I am greatly moved that you have made an entry in your blog about my blog and the loss of my beloved daughter. Your writing is beautiful and moving. What I am very happy about also, is that my blog and my feelings about my daughter’s suicide made an impact on your life and cemented your promise to never do that to yourself. In the depths of depression, many people don’t see the impact that it will have for those left behind, they only see their intense mental pain and want to end it. However, if people know beforehand, before they get to that point, maybe that knowledge can be retrieved in that dark moment and decide not to do what their depression is asking them to do.

I wish you happiness in your life, and if you ever need a friend, I will be here. Thanks for mentioning my blog. The more people can read about what suicide does to those left behind the better and I also want to fight against the stigma of mental health problems which prevents many people from seeking help. I think this is what happened to my daughter.

My name is Rhonda Elkins. I really did not realize I had not put my full name on my blog. It’s in the article I wrote way down at the beginning of my blog, but sometimes people might not go back that far. I don’t mind people knowing who I am.

Please keep in touch and thank you.


Dear Rhonda,

Thank you so much for your thoughtful comment. Everything I wrote in this post was true and from the depths of my soul.

When I used to be a Bible discussion leader back in college, members told me that they admired me for the way that I could “feel.” I never really knew what they meant until recently. I often feel for others so much that it overwhelms my soul and envelops me in a dark cloud.

I blame this ability/curse on the reason why I haven’t been able to achieve more in a career. I feel like such a loser because I’m approaching middle age with a Master of Arts degree, and I am still underachieving professionally. This thorn in my side, as I refer to it, is more than likely my illness. I think God is showing me that it can be a strength after all. I don’t know.

I didn’t want to tell you about this blog entry because I don’t like drawing attention to myself. I figured that if you found it on your own, then it was meant to be. That’s one reason I blog anonymously; the other reason is, of course, the personal nature of my posts. As you mentioned, there is an enormous stigma tied to mental illness that keeps me “in the closet.”
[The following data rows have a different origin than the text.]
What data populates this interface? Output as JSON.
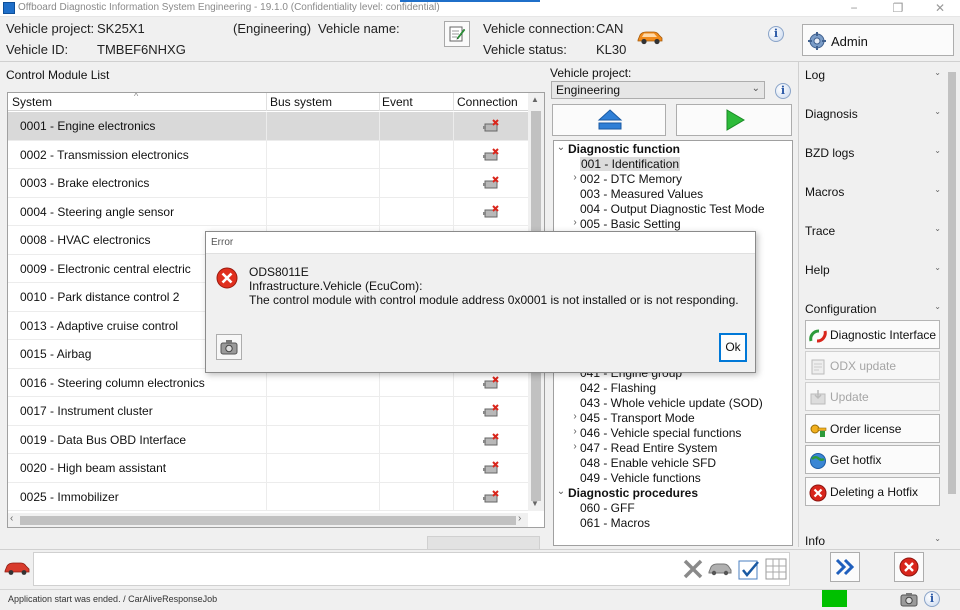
{
  "window": {
    "title": "Offboard Diagnostic Information System Engineering - 19.1.0 (Confidentiality level: confidential)",
    "minimize_glyph": "−",
    "maximize_glyph": "❐",
    "close_glyph": "✕"
  },
  "header": {
    "vehicle_project_label": "Vehicle project:",
    "vehicle_project_value": "SK25X1",
    "mode_value": "(Engineering)",
    "vehicle_name_label": "Vehicle name:",
    "vehicle_id_label": "Vehicle ID:",
    "vehicle_id_value": "TMBEF6NHXG",
    "vehicle_connection_label": "Vehicle connection:",
    "vehicle_connection_value": "CAN",
    "vehicle_status_label": "Vehicle status:",
    "vehicle_status_value": "KL30",
    "info_glyph": "i"
  },
  "admin": {
    "label": "Admin"
  },
  "control_module_list": {
    "title": "Control Module List",
    "sort_glyph": "^",
    "columns": [
      "System",
      "Bus system",
      "Event",
      "Connection"
    ],
    "rows": [
      {
        "name": "0001 - Engine electronics",
        "selected": true
      },
      {
        "name": "0002 - Transmission electronics"
      },
      {
        "name": "0003 - Brake electronics"
      },
      {
        "name": "0004 - Steering angle sensor"
      },
      {
        "name": "0008 - HVAC electronics"
      },
      {
        "name": "0009 - Electronic central electric"
      },
      {
        "name": "0010 - Park distance control 2"
      },
      {
        "name": "0013 - Adaptive cruise control"
      },
      {
        "name": "0015 - Airbag"
      },
      {
        "name": "0016 - Steering column electronics"
      },
      {
        "name": "0017 - Instrument cluster"
      },
      {
        "name": "0019 - Data Bus OBD Interface"
      },
      {
        "name": "0020 - High beam assistant"
      },
      {
        "name": "0025 - Immobilizer"
      }
    ],
    "scroll_left_glyph": "‹",
    "scroll_right_glyph": "›",
    "scroll_up_glyph": "▲",
    "scroll_down_glyph": "▼"
  },
  "project_panel": {
    "label": "Vehicle project:",
    "selected": "Engineering",
    "chevron_glyph": "⌄",
    "info_glyph": "i"
  },
  "tree": {
    "expanded_glyph": "⌄",
    "collapsed_glyph": "›",
    "items": [
      {
        "label": "Diagnostic function",
        "level": 0,
        "expander": "expanded"
      },
      {
        "label": "001 - Identification",
        "level": 1,
        "expander": "none",
        "selected": true
      },
      {
        "label": "002 - DTC Memory",
        "level": 1,
        "expander": "collapsed"
      },
      {
        "label": "003 - Measured Values",
        "level": 1,
        "expander": "none"
      },
      {
        "label": "004 - Output Diagnostic Test Mode",
        "level": 1,
        "expander": "none"
      },
      {
        "label": "005 - Basic Setting",
        "level": 1,
        "expander": "collapsed"
      },
      {
        "label": "041 - Engine group",
        "level": 1,
        "expander": "none"
      },
      {
        "label": "042 - Flashing",
        "level": 1,
        "expander": "none"
      },
      {
        "label": "043 - Whole vehicle update (SOD)",
        "level": 1,
        "expander": "none"
      },
      {
        "label": "045 - Transport Mode",
        "level": 1,
        "expander": "collapsed"
      },
      {
        "label": "046 - Vehicle special functions",
        "level": 1,
        "expander": "collapsed"
      },
      {
        "label": "047 - Read Entire System",
        "level": 1,
        "expander": "collapsed"
      },
      {
        "label": "048 - Enable vehicle SFD",
        "level": 1,
        "expander": "none"
      },
      {
        "label": "049 - Vehicle functions",
        "level": 1,
        "expander": "none"
      },
      {
        "label": "Diagnostic procedures",
        "level": 0,
        "expander": "expanded"
      },
      {
        "label": "060 - GFF",
        "level": 1,
        "expander": "none"
      },
      {
        "label": "061 - Macros",
        "level": 1,
        "expander": "none"
      }
    ]
  },
  "right_panel": {
    "caret_glyph": "⌄",
    "sections": [
      "Log",
      "Diagnosis",
      "BZD logs",
      "Macros",
      "Trace",
      "Help",
      "Configuration",
      "Info"
    ],
    "configuration_buttons": [
      {
        "label": "Diagnostic Interface",
        "enabled": true
      },
      {
        "label": "ODX update",
        "enabled": false
      },
      {
        "label": "Update",
        "enabled": false
      },
      {
        "label": "Order license",
        "enabled": true
      },
      {
        "label": "Get hotfix",
        "enabled": true
      },
      {
        "label": "Deleting a Hotfix",
        "enabled": true
      }
    ]
  },
  "status_bar": {
    "message": "Application start was ended. / CarAliveResponseJob",
    "info_glyph": "i"
  },
  "error_dialog": {
    "title": "Error",
    "code": "ODS8011E",
    "source": "Infrastructure.Vehicle (EcuCom):",
    "message": "The control module with control module address 0x0001 is not installed or is not responding.",
    "ok_label": "Ok"
  },
  "colors": {
    "accent_blue": "#0078d7",
    "error_red": "#d9261c",
    "status_green": "#00c000",
    "selection_gray": "#d9d9d9"
  }
}
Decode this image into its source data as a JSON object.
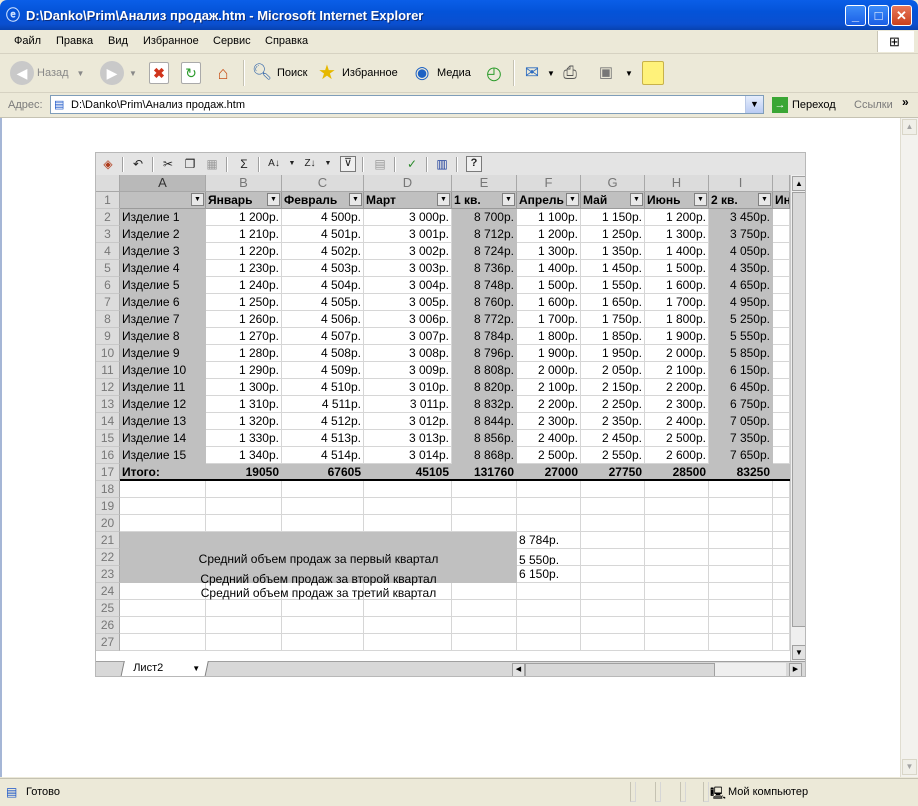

You’re right: Many people cannot think rationally in the depths of depression. I know I sure didn’t. For some unknown reason, it just wasn’t my time to die. Right before my first attempt, I remember cursing God and telling Him that He would have to physically come down and stop me. I said all this as I consumed about six shots of tequila. I said it one last time back in my car before I swallowed 40 Xanax tablets (1 mg each).

As you can see, I should not be here right now.

Maybe God wanted to use me as a testimony to help others. Again, I don’t know. I haven’t mentioned this publicly, but I attempted a second time last October. However, I got scared and changed my mind as the carbon monoxide fumes started burning my throat. I called 911 and was soon whisked away. My two little boys and my wife were waiting for me at our local community center for a Halloween event; I never showed up. It was the second time in two months that I had disappeared from my family. I am amazed and humbled that my wife is still with me.

My support team consists of two certified therapists, my psychiatrist, and my mother. I meet with all of them regularly (Well, my mother lives out of state). One of my therapists used to be an interrogator for the U.S. Army, so he pulls no punches. I also spent time in three different mental hospitals last year and earlier this year.

I already consider you a friend and it goes without saying that I will be in touch on a regular basis, because that’s what friends do.